- DATA RECORDS:
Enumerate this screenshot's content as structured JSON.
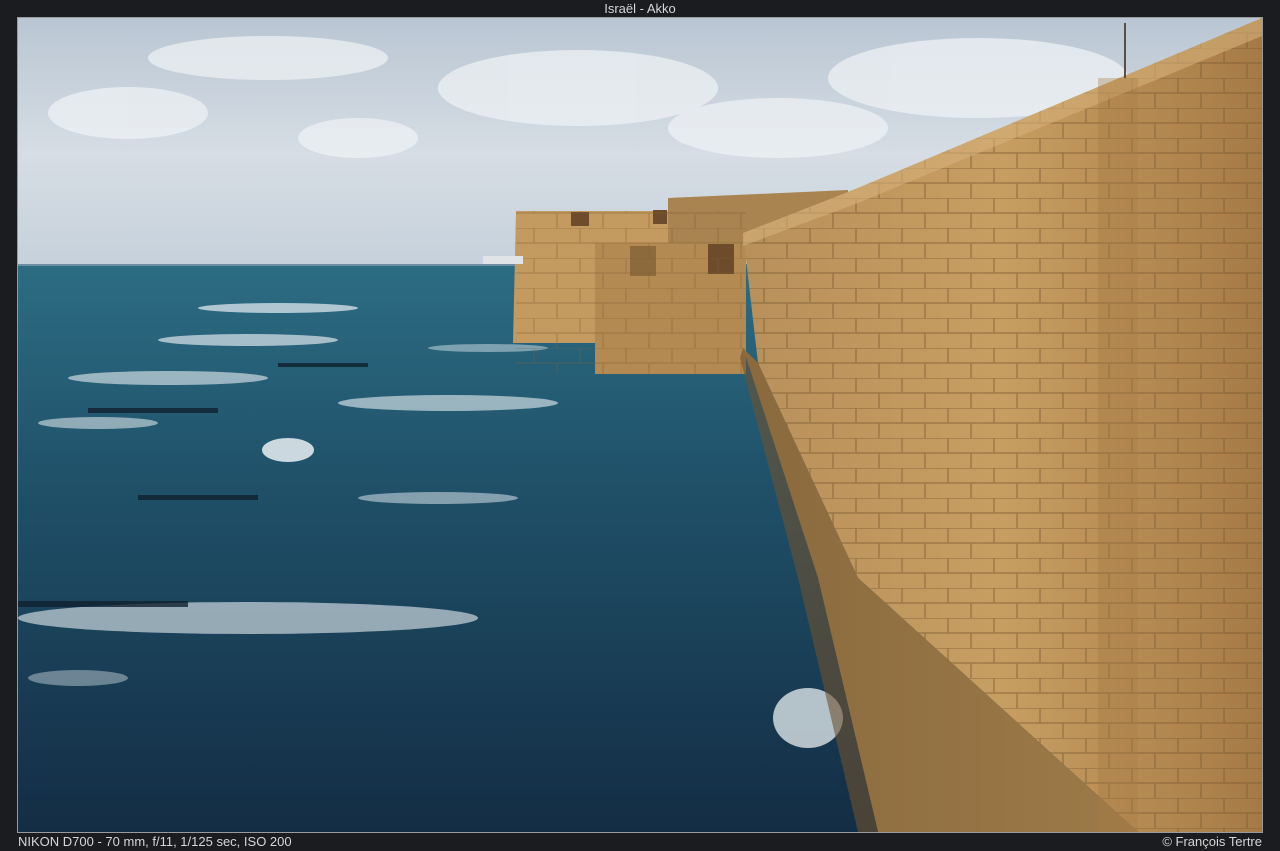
{
  "header": {
    "title": "Israël - Akko"
  },
  "photo": {
    "subject-icons": [
      "sea",
      "stone-sea-wall",
      "cloudy-sky"
    ],
    "colors": {
      "sky": "#c9d3dd",
      "sea": "#1f4a63",
      "stone": "#b58a52",
      "foam": "#e9f0f3"
    }
  },
  "footer": {
    "exif": "NIKON D700 - 70 mm, f/11, 1/125 sec, ISO 200",
    "credit": "© François Tertre"
  }
}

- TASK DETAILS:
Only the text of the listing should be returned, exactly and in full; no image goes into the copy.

- EXPECTED ANSWER:
Enumerate this screenshot's content as structured JSON.
{
  "header": {
    "title": "Israël - Akko"
  },
  "photo": {
    "subject-icons": [
      "sea",
      "stone-sea-wall",
      "cloudy-sky"
    ],
    "colors": {
      "sky": "#c9d3dd",
      "sea": "#1f4a63",
      "stone": "#b58a52",
      "foam": "#e9f0f3"
    }
  },
  "footer": {
    "exif": "NIKON D700 - 70 mm, f/11, 1/125 sec, ISO 200",
    "credit": "© François Tertre"
  }
}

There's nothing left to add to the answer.